As others see it: Minnesota can lead on health care reformSome leading health care providers in Minnesota have found ways to improve health care and lower the costs to taxpayers. We should embrace, promote and expand their efforts.
By: The Free Press of Mankato, Worthington Daily Globe
Some leading health care providers in Minnesota have found ways to improve health care and lower the costs to taxpayers. We should embrace, promote and expand their efforts.
While much of the public discourse, and indeed angst, has centered around repealing national health care reform, few have paid attention to innovations happening right now in Minnesota that can make the state a leader to affordable coverage for all.
In fact, some of the criticism lodged at the health care reform act at the national level is being addressed at the Hennepin County Medical Center under a program the Minnesota Legislature instituted two years ago.
HCMC is continuing to work on the model known as coordinated care centers, where health care providers work with social workers, housing managers and other agencies to treat a sick and poor population that had been costing the health care system millions of dollars.
HCMC’s Coordinated Care Center is a small clinic and part of a program the Legislature approved two years ago that allocated a lump sum to the system to take care of a certain population of low income people who qualify for government health care.
So far the results are impressive. Because social service agencies work on the front end to helping people get the housing, transportation and in some cases mental health help they need, the program has been able to cut in half the number of emergency room visits of the 150 patients in the system. Hospital visits, which can cost $20,000 to $40,000, have declined from an average of five to three in the first year also. ...
There’s more good news. Hennepin County will expand the program to be a formal demonstration project for the state to see if it can work on a larger scale. More than two dozen clinics will be set up to serve some 12,000 low income people.
The state will allocate $120 million to Hennepin County to use as it sees fit to provide services to the low income people be it health care, additional housing or other county services including food shelves or domestic abuse services. That will be a change from paying the money to insurance companies who would pay for nearly every procedure and test no matter the need or outcome and pass the cost on to the rest of us.
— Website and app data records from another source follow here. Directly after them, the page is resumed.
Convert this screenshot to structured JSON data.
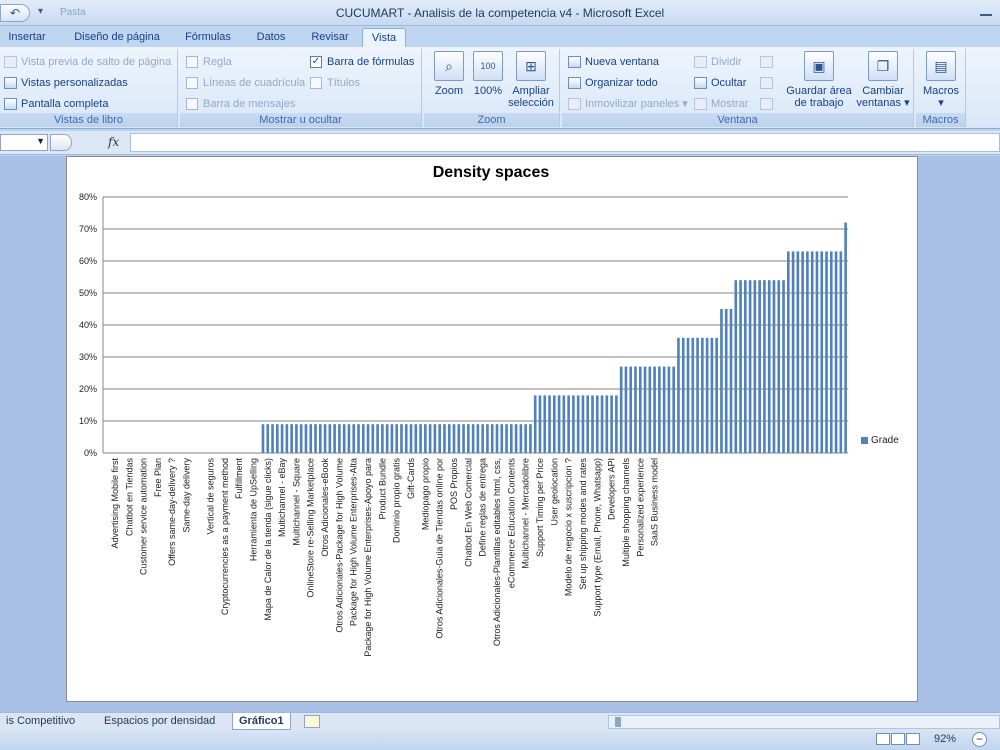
{
  "window": {
    "title": "CUCUMART - Analisis de la competencia v4 - Microsoft Excel",
    "qat_ghost": "Pasta"
  },
  "tabs": [
    {
      "label": "Insertar"
    },
    {
      "label": "Diseño de página"
    },
    {
      "label": "Fórmulas"
    },
    {
      "label": "Datos"
    },
    {
      "label": "Revisar"
    },
    {
      "label": "Vista"
    }
  ],
  "ribbon": {
    "vistas": {
      "label": "Vistas de libro",
      "items": [
        "Vista previa de salto de página",
        "Vistas personalizadas",
        "Pantalla completa"
      ]
    },
    "mostrar": {
      "label": "Mostrar u ocultar",
      "regla": "Regla",
      "lineas": "Líneas de cuadrícula",
      "barra_mensajes": "Barra de mensajes",
      "barra_formulas": "Barra de fórmulas",
      "titulos": "Títulos"
    },
    "zoom": {
      "label": "Zoom",
      "zoom_btn": "Zoom",
      "hundred_btn": "100%",
      "hundred_icon": "100",
      "ampliar_1": "Ampliar",
      "ampliar_2": "selección"
    },
    "ventana": {
      "label": "Ventana",
      "nueva": "Nueva ventana",
      "organizar": "Organizar todo",
      "inmovilizar": "Inmovilizar paneles",
      "dividir": "Dividir",
      "ocultar": "Ocultar",
      "mostrar": "Mostrar",
      "guardar_1": "Guardar área",
      "guardar_2": "de trabajo",
      "cambiar_1": "Cambiar",
      "cambiar_2": "ventanas"
    },
    "macros": {
      "label": "Macros",
      "btn": "Macros"
    }
  },
  "formula_bar": {
    "fx": "fx"
  },
  "chart_data": {
    "type": "bar",
    "title": "Density spaces",
    "xlabel": "",
    "ylabel": "",
    "ylim": [
      0,
      80
    ],
    "yticks": [
      0,
      10,
      20,
      30,
      40,
      50,
      60,
      70,
      80
    ],
    "ytick_labels": [
      "0%",
      "10%",
      "20%",
      "30%",
      "40%",
      "50%",
      "60%",
      "70%",
      "80%"
    ],
    "grid": true,
    "legend_position": "right",
    "bar_color": "#4f81bd",
    "series": [
      {
        "name": "Grade",
        "values": [
          0,
          0,
          0,
          0,
          0,
          0,
          0,
          0,
          0,
          0,
          0,
          0,
          0,
          0,
          0,
          0,
          0,
          0,
          0,
          0,
          0,
          0,
          0,
          0,
          0,
          0,
          0,
          0,
          0,
          0,
          0,
          0,
          0,
          9,
          9,
          9,
          9,
          9,
          9,
          9,
          9,
          9,
          9,
          9,
          9,
          9,
          9,
          9,
          9,
          9,
          9,
          9,
          9,
          9,
          9,
          9,
          9,
          9,
          9,
          9,
          9,
          9,
          9,
          9,
          9,
          9,
          9,
          9,
          9,
          9,
          9,
          9,
          9,
          9,
          9,
          9,
          9,
          9,
          9,
          9,
          9,
          9,
          9,
          9,
          9,
          9,
          9,
          9,
          9,
          9,
          18,
          18,
          18,
          18,
          18,
          18,
          18,
          18,
          18,
          18,
          18,
          18,
          18,
          18,
          18,
          18,
          18,
          18,
          27,
          27,
          27,
          27,
          27,
          27,
          27,
          27,
          27,
          27,
          27,
          27,
          36,
          36,
          36,
          36,
          36,
          36,
          36,
          36,
          36,
          45,
          45,
          45,
          54,
          54,
          54,
          54,
          54,
          54,
          54,
          54,
          54,
          54,
          54,
          63,
          63,
          63,
          63,
          63,
          63,
          63,
          63,
          63,
          63,
          63,
          63,
          72
        ]
      }
    ],
    "category_labels": [
      {
        "index": 2,
        "text": "Advertising Mobile first"
      },
      {
        "index": 5,
        "text": "Chatbot en Tiendas"
      },
      {
        "index": 8,
        "text": "Customer service automation"
      },
      {
        "index": 11,
        "text": "Free Plan"
      },
      {
        "index": 14,
        "text": "Offers same-day-delivery ?"
      },
      {
        "index": 17,
        "text": "Same-day delivery"
      },
      {
        "index": 22,
        "text": "Vertical de seguros"
      },
      {
        "index": 25,
        "text": "Cryptocurrencies as a payment method"
      },
      {
        "index": 28,
        "text": "Fulfillment"
      },
      {
        "index": 31,
        "text": "Herramienta de UpSelling"
      },
      {
        "index": 34,
        "text": "Mapa de Calor de la tienda (sigue clicks)"
      },
      {
        "index": 37,
        "text": "Multichannel - eBay"
      },
      {
        "index": 40,
        "text": "Multichannel - Square"
      },
      {
        "index": 43,
        "text": "OnlineStore re-Selling Marketplace"
      },
      {
        "index": 46,
        "text": "Otros Adicionales-eBook"
      },
      {
        "index": 49,
        "text": "Otros Adicionales-Package for High Volume"
      },
      {
        "index": 52,
        "text": "Package for High Volume Enterprises-Alta"
      },
      {
        "index": 55,
        "text": "Package for High Volume Enterprises-Apoyo para"
      },
      {
        "index": 58,
        "text": "Product Bundle"
      },
      {
        "index": 61,
        "text": "Dominio propio gratis"
      },
      {
        "index": 64,
        "text": "Gift-Cards"
      },
      {
        "index": 67,
        "text": "Mediopago propio"
      },
      {
        "index": 70,
        "text": "Otros Adicionales-Guia de Tiendas online por"
      },
      {
        "index": 73,
        "text": "POS Propios"
      },
      {
        "index": 76,
        "text": "Chatbot En Web Comercial"
      },
      {
        "index": 79,
        "text": "Define reglas de entrega"
      },
      {
        "index": 82,
        "text": "Otros Adicionales-Plantillas editables html, css,"
      },
      {
        "index": 85,
        "text": "eCommerce Education Contents"
      },
      {
        "index": 88,
        "text": "Multichannel - Mercadolibre"
      },
      {
        "index": 91,
        "text": "Support Timing per Price"
      },
      {
        "index": 94,
        "text": "User geolocation"
      },
      {
        "index": 97,
        "text": "Modelo de negocio x suscripcion ?"
      },
      {
        "index": 100,
        "text": "Set up shipping modes and rates"
      },
      {
        "index": 103,
        "text": "Support type (Email, Phone, Whatsapp)"
      },
      {
        "index": 106,
        "text": "Developers API"
      },
      {
        "index": 109,
        "text": "Multiple shopping channels"
      },
      {
        "index": 112,
        "text": "Personalized experience"
      },
      {
        "index": 115,
        "text": "SaaS Business model"
      }
    ]
  },
  "sheets": [
    {
      "label": "is Competitivo"
    },
    {
      "label": "Espacios por densidad"
    },
    {
      "label": "Gráfico1"
    }
  ],
  "status": {
    "zoom": "92%"
  }
}
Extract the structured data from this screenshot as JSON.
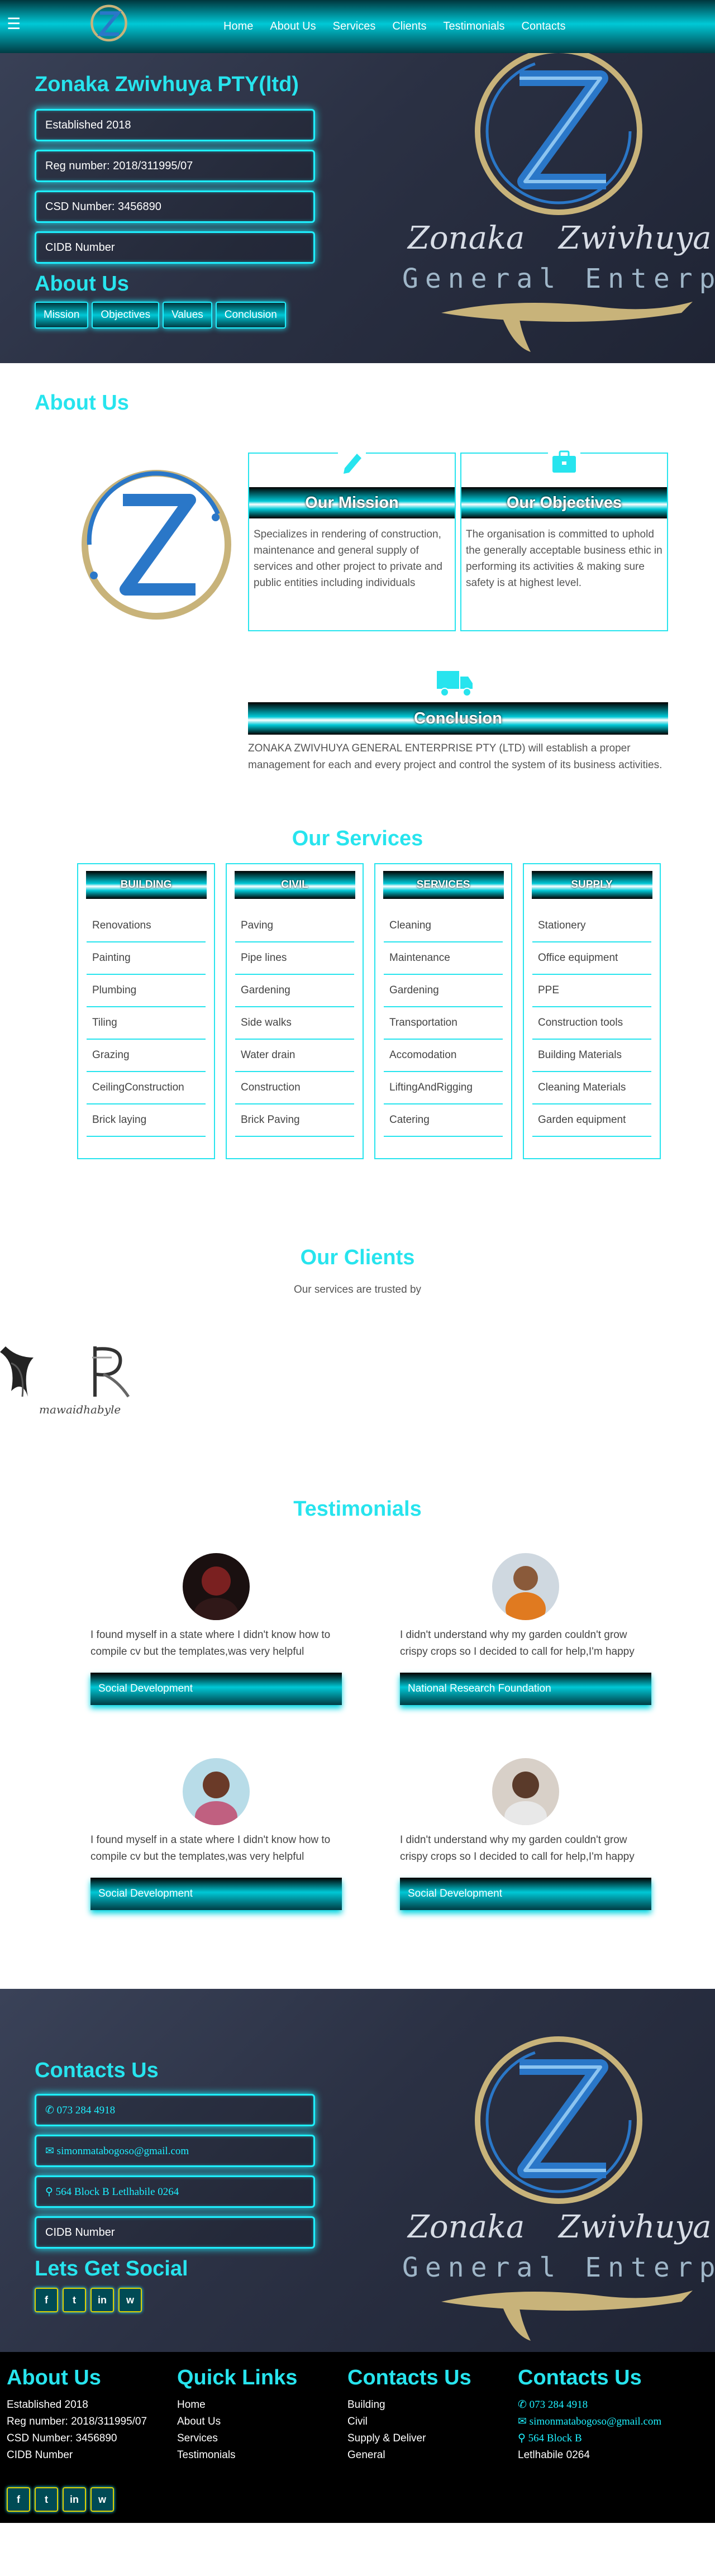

Minnesota can lead the way to preserve the important health care coverage many are now expecting and expand that coverage to all. Hennepin County appears to have a good start to bringing about the needed revolution.